» **Action item**
Please output the entries below without altering a single character.

Top of Records for this task

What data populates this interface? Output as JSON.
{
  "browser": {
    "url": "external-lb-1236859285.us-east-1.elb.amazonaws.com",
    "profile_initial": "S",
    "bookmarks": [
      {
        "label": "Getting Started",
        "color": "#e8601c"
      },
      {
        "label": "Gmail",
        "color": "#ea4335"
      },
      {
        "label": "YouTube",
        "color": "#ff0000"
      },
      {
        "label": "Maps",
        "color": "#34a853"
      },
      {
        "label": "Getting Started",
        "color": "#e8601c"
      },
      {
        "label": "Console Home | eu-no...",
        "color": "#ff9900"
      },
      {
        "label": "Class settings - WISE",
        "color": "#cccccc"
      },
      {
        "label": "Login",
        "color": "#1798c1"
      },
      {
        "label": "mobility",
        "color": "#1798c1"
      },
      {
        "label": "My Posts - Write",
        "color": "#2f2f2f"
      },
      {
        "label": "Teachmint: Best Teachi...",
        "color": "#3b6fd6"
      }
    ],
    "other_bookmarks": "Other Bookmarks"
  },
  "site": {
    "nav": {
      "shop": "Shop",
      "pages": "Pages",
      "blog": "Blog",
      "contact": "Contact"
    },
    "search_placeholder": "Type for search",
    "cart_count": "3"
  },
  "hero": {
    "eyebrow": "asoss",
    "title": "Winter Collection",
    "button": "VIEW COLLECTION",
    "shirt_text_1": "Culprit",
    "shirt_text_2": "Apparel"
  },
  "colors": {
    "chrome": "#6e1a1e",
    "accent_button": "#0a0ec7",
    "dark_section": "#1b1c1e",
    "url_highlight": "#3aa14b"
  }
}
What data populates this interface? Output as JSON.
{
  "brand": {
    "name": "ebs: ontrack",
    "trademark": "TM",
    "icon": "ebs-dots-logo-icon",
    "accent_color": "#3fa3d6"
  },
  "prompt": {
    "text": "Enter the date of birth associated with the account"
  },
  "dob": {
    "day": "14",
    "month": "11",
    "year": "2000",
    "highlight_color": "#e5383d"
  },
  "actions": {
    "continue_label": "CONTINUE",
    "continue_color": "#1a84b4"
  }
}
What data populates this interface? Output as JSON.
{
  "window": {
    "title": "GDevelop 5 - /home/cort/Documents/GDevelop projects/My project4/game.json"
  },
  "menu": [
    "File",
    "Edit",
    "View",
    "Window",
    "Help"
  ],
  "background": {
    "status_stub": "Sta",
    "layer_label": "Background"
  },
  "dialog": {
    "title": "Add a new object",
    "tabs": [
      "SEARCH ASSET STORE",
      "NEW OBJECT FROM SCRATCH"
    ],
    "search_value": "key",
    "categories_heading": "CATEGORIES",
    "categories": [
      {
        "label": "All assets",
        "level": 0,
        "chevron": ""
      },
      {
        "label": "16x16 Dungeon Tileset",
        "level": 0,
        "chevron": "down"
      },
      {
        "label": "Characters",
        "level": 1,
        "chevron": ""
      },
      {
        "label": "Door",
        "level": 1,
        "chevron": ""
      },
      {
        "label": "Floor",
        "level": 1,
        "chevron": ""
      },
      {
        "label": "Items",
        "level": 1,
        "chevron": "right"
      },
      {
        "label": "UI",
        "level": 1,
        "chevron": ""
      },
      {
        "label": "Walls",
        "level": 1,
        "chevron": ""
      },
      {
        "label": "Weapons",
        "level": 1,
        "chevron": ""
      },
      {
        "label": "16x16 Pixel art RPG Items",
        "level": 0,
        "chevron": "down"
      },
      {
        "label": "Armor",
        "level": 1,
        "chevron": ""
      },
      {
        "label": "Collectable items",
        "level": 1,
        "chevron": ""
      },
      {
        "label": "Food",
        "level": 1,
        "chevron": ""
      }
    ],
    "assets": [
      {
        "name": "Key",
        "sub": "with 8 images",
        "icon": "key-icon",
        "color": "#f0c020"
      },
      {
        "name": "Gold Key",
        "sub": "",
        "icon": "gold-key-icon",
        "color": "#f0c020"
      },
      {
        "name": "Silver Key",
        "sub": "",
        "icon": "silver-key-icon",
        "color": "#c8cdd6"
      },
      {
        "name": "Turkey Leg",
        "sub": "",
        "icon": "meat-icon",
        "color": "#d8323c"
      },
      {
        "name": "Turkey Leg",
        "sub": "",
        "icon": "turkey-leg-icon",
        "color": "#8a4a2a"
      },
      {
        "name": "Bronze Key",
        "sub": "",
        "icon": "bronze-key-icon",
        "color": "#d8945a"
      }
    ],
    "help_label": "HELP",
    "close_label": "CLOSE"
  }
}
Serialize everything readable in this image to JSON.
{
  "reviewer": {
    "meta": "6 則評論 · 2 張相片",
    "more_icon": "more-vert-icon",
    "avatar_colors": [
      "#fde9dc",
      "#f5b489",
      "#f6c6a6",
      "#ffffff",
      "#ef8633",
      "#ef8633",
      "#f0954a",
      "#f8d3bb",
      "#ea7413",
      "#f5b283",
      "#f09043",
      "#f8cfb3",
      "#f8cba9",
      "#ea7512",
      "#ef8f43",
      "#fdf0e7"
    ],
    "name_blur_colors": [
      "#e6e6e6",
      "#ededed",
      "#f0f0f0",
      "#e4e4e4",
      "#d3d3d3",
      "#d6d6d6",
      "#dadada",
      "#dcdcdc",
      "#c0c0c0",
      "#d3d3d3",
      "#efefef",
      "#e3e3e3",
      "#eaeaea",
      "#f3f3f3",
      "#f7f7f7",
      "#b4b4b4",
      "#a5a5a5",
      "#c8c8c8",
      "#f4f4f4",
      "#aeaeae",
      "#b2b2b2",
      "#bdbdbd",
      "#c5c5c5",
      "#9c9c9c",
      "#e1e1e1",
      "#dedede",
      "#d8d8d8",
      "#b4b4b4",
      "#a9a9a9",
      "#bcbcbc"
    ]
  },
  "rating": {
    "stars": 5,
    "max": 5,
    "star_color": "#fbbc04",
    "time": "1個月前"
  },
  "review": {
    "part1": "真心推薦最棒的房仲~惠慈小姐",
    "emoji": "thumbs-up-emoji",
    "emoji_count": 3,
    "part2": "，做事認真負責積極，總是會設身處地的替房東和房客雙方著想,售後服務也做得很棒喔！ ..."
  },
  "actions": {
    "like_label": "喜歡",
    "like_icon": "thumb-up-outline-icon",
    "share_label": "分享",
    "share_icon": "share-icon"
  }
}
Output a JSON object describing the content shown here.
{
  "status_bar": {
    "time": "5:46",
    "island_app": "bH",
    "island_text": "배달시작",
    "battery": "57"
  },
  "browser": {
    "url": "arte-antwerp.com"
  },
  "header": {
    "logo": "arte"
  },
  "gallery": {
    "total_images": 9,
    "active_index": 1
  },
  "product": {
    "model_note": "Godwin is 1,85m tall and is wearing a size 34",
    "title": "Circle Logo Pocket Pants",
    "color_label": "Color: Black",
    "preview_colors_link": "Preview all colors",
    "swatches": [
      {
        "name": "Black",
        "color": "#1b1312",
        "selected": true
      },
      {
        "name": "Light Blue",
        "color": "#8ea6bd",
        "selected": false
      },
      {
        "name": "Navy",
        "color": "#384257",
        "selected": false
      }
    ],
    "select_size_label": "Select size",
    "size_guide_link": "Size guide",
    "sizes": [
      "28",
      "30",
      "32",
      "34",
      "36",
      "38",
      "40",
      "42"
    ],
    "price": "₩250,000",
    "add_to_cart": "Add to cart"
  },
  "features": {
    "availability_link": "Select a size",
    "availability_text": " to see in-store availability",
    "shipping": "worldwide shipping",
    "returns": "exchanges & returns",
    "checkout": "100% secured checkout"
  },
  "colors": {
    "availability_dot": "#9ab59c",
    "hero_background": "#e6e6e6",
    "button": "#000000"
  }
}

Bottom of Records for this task

» **Response**
What data populates this interface? Output as JSON.
{
  "browser": {
    "url": "external-lb-1236859285.us-east-1.elb.amazonaws.com",
    "profile_initial": "S",
    "bookmarks": [
      {
        "label": "Getting Started",
        "color": "#e8601c"
      },
      {
        "label": "Gmail",
        "color": "#ea4335"
      },
      {
        "label": "YouTube",
        "color": "#ff0000"
      },
      {
        "label": "Maps",
        "color": "#34a853"
      },
      {
        "label": "Getting Started",
        "color": "#e8601c"
      },
      {
        "label": "Console Home | eu-no...",
        "color": "#ff9900"
      },
      {
        "label": "Class settings - WISE",
        "color": "#cccccc"
      },
      {
        "label": "Login",
        "color": "#1798c1"
      },
      {
        "label": "mobility",
        "color": "#1798c1"
      },
      {
        "label": "My Posts - Write",
        "color": "#2f2f2f"
      },
      {
        "label": "Teachmint: Best Teachi...",
        "color": "#3b6fd6"
      }
    ],
    "other_bookmarks": "Other Bookmarks"
  },
  "site": {
    "nav": {
      "shop": "Shop",
      "pages": "Pages",
      "blog": "Blog",
      "contact": "Contact"
    },
    "search_placeholder": "Type for search",
    "cart_count": "3"
  },
  "hero": {
    "eyebrow": "asoss",
    "title": "Winter Collection",
    "button": "VIEW COLLECTION",
    "shirt_text_1": "Culprit",
    "shirt_text_2": "Apparel"
  },
  "colors": {
    "chrome": "#6e1a1e",
    "accent_button": "#0a0ec7",
    "dark_section": "#1b1c1e",
    "url_highlight": "#3aa14b"
  }
}
What data populates this interface? Output as JSON.
{
  "brand": {
    "name": "ebs: ontrack",
    "trademark": "TM",
    "icon": "ebs-dots-logo-icon",
    "accent_color": "#3fa3d6"
  },
  "prompt": {
    "text": "Enter the date of birth associated with the account"
  },
  "dob": {
    "day": "14",
    "month": "11",
    "year": "2000",
    "highlight_color": "#e5383d"
  },
  "actions": {
    "continue_label": "CONTINUE",
    "continue_color": "#1a84b4"
  }
}
What data populates this interface? Output as JSON.
{
  "window": {
    "title": "GDevelop 5 - /home/cort/Documents/GDevelop projects/My project4/game.json"
  },
  "menu": [
    "File",
    "Edit",
    "View",
    "Window",
    "Help"
  ],
  "background": {
    "status_stub": "Sta",
    "layer_label": "Background"
  },
  "dialog": {
    "title": "Add a new object",
    "tabs": [
      "SEARCH ASSET STORE",
      "NEW OBJECT FROM SCRATCH"
    ],
    "search_value": "key",
    "categories_heading": "CATEGORIES",
    "categories": [
      {
        "label": "All assets",
        "level": 0,
        "chevron": ""
      },
      {
        "label": "16x16 Dungeon Tileset",
        "level": 0,
        "chevron": "down"
      },
      {
        "label": "Characters",
        "level": 1,
        "chevron": ""
      },
      {
        "label": "Door",
        "level": 1,
        "chevron": ""
      },
      {
        "label": "Floor",
        "level": 1,
        "chevron": ""
      },
      {
        "label": "Items",
        "level": 1,
        "chevron": "right"
      },
      {
        "label": "UI",
        "level": 1,
        "chevron": ""
      },
      {
        "label": "Walls",
        "level": 1,
        "chevron": ""
      },
      {
        "label": "Weapons",
        "level": 1,
        "chevron": ""
      },
      {
        "label": "16x16 Pixel art RPG Items",
        "level": 0,
        "chevron": "down"
      },
      {
        "label": "Armor",
        "level": 1,
        "chevron": ""
      },
      {
        "label": "Collectable items",
        "level": 1,
        "chevron": ""
      },
      {
        "label": "Food",
        "level": 1,
        "chevron": ""
      }
    ],
    "assets": [
      {
        "name": "Key",
        "sub": "with 8 images",
        "icon": "key-icon",
        "color": "#f0c020"
      },
      {
        "name": "Gold Key",
        "sub": "",
        "icon": "gold-key-icon",
        "color": "#f0c020"
      },
      {
        "name": "Silver Key",
        "sub": "",
        "icon": "silver-key-icon",
        "color": "#c8cdd6"
      },
      {
        "name": "Turkey Leg",
        "sub": "",
        "icon": "meat-icon",
        "color": "#d8323c"
      },
      {
        "name": "Turkey Leg",
        "sub": "",
        "icon": "turkey-leg-icon",
        "color": "#8a4a2a"
      },
      {
        "name": "Bronze Key",
        "sub": "",
        "icon": "bronze-key-icon",
        "color": "#d8945a"
      }
    ],
    "help_label": "HELP",
    "close_label": "CLOSE"
  }
}
Serialize everything readable in this image to JSON.
{
  "reviewer": {
    "meta": "6 則評論 · 2 張相片",
    "more_icon": "more-vert-icon",
    "avatar_colors": [
      "#fde9dc",
      "#f5b489",
      "#f6c6a6",
      "#ffffff",
      "#ef8633",
      "#ef8633",
      "#f0954a",
      "#f8d3bb",
      "#ea7413",
      "#f5b283",
      "#f09043",
      "#f8cfb3",
      "#f8cba9",
      "#ea7512",
      "#ef8f43",
      "#fdf0e7"
    ],
    "name_blur_colors": [
      "#e6e6e6",
      "#ededed",
      "#f0f0f0",
      "#e4e4e4",
      "#d3d3d3",
      "#d6d6d6",
      "#dadada",
      "#dcdcdc",
      "#c0c0c0",
      "#d3d3d3",
      "#efefef",
      "#e3e3e3",
      "#eaeaea",
      "#f3f3f3",
      "#f7f7f7",
      "#b4b4b4",
      "#a5a5a5",
      "#c8c8c8",
      "#f4f4f4",
      "#aeaeae",
      "#b2b2b2",
      "#bdbdbd",
      "#c5c5c5",
      "#9c9c9c",
      "#e1e1e1",
      "#dedede",
      "#d8d8d8",
      "#b4b4b4",
      "#a9a9a9",
      "#bcbcbc"
    ]
  },
  "rating": {
    "stars": 5,
    "max": 5,
    "star_color": "#fbbc04",
    "time": "1個月前"
  },
  "review": {
    "part1": "真心推薦最棒的房仲~惠慈小姐",
    "emoji": "thumbs-up-emoji",
    "emoji_count": 3,
    "part2": "，做事認真負責積極，總是會設身處地的替房東和房客雙方著想,售後服務也做得很棒喔！ ..."
  },
  "actions": {
    "like_label": "喜歡",
    "like_icon": "thumb-up-outline-icon",
    "share_label": "分享",
    "share_icon": "share-icon"
  }
}
Output a JSON object describing the content shown here.
{
  "status_bar": {
    "time": "5:46",
    "island_app": "bH",
    "island_text": "배달시작",
    "battery": "57"
  },
  "browser": {
    "url": "arte-antwerp.com"
  },
  "header": {
    "logo": "arte"
  },
  "gallery": {
    "total_images": 9,
    "active_index": 1
  },
  "product": {
    "model_note": "Godwin is 1,85m tall and is wearing a size 34",
    "title": "Circle Logo Pocket Pants",
    "color_label": "Color: Black",
    "preview_colors_link": "Preview all colors",
    "swatches": [
      {
        "name": "Black",
        "color": "#1b1312",
        "selected": true
      },
      {
        "name": "Light Blue",
        "color": "#8ea6bd",
        "selected": false
      },
      {
        "name": "Navy",
        "color": "#384257",
        "selected": false
      }
    ],
    "select_size_label": "Select size",
    "size_guide_link": "Size guide",
    "sizes": [
      "28",
      "30",
      "32",
      "34",
      "36",
      "38",
      "40",
      "42"
    ],
    "price": "₩250,000",
    "add_to_cart": "Add to cart"
  },
  "features": {
    "availability_link": "Select a size",
    "availability_text": " to see in-store availability",
    "shipping": "worldwide shipping",
    "returns": "exchanges & returns",
    "checkout": "100% secured checkout"
  },
  "colors": {
    "availability_dot": "#9ab59c",
    "hero_background": "#e6e6e6",
    "button": "#000000"
  }
}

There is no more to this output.